There is huge pressure for marketers to spend more on digital: it is where customers are spending more time, it is what everyone else is doing and the convenience metrics look good. So, it is nice to find an example of a company doing its homework and bucking the trend.

Direct Line Group won an IPA (UK) Gold Effectiveness Award in 2018 for a submission titled, ‘They went short. We went long’. Written by Carl Bratton and Ann Constantine of Direct Line Group and Nic Pietersma of Ebiquity the paper (which you can find on WARC) the paper documents how the team identified the full impact of Direct Line’s marketing on sales through its intermediate influence on brand consideration and other attitudinal metrics.

The analysis used to do so is very similar to Kantar Analytics’ Brand Structures modelling, first parsing out the influence of short-term sales drivers like price, direct media, and above the line media, then modelling the remaining base sales against consideration and awareness metrics. What they found was that on a short-term basis, marketing delivered around 40-50 percent of sales and that brand equity accounted for an additional 20-25 percent. The analysis found that when the full effects of brand media were taken into account, its cost per sale was very similar to that of acquisition media.

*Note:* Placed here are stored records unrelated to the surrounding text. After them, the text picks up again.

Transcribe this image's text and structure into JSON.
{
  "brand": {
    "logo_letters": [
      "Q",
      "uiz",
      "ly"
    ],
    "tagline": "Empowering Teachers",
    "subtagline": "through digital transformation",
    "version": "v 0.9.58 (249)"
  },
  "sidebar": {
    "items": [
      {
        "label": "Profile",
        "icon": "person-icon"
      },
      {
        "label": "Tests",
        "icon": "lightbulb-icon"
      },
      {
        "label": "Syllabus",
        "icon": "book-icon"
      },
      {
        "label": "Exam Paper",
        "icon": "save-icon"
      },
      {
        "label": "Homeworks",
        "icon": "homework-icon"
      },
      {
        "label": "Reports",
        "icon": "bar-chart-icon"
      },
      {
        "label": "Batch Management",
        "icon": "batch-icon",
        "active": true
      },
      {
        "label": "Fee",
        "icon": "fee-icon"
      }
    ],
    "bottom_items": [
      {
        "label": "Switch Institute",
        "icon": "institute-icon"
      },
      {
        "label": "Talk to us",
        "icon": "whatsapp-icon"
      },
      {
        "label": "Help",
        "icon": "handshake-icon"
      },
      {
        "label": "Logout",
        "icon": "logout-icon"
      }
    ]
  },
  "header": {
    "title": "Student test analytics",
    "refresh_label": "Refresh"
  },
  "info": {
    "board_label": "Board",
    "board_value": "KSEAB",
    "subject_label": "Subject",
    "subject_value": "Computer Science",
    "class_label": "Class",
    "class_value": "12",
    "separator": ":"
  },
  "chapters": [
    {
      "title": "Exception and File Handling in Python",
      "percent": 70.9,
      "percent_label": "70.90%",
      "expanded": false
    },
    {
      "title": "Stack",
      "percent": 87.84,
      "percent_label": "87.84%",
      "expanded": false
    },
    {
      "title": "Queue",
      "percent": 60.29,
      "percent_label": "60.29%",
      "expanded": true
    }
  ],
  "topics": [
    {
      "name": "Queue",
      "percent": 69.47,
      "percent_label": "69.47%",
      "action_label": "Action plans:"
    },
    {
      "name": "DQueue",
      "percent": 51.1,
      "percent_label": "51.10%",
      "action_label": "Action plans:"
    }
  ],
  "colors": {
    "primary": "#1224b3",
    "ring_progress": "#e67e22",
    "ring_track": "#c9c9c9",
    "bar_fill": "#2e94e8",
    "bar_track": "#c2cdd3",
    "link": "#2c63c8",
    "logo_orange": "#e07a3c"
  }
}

Price comparison websites have had a huge impact on how people buy insurance in the UK, essentially levelling the playing field so that price becomes the initial differentiator. As a result, most brands have cut their TV spend. By contrast Direct Line spends far more on TV share of voice than share of market, and have shifted budget from direct response TV, normally aired during the daytime, to brand TV, predominantly airing during peak. In 2017, 80 percent of the TV budget went to brand, up from just over 50% a few years earlier.

While Direct Line upped its investment in brand building TV and invested in its new ‘Fixer’ campaign starring Harvey Keitel, it also substantially reduced investment in digital display and programmatic online video compared to previous years spend and competitors. This change was not made without evidence. As the authors state in the IPA paper,

“We could find compelling evidence for both the long-term and short-term effectiveness of media lines such as TV and radio. By contrast, our research did not support continued investment in a number of programmatic digital media lines even on a short-term basis.”

As many of our own studies for clients highlight, advertising is just one means to improve business performance. Direct Line Group’s equity analysis also identified complaints, customer service perceptions and customer recommendations as important influences on consideration and took steps to improve the customer experience. No doubt that investment helped lower churn as well as improve customer acquisition.

While the IPA paper does not split out Direct Line’s performance from other brands in the Direct Line Group (they also market Churchill and Privilege), it does report total in-force policies as increasing since 2014. This accords with BrandZ data that shows the proportion of people choosing Direct Line last increasing over the same time frame. BrandZ also shows that Direct Line is more successfully differentiating itself from the competition and that its stronger brand equity is helping to support its price point in a highly competitive market.

The thing I like about this case study is that the decisions made are data-driven and recognise that cost per impression is not a surrogate for cost per sale. After reading this hopefully a few more marketers might be willing to do the math and figure out how best to drive sales. But what do you think? Please share your thoughts.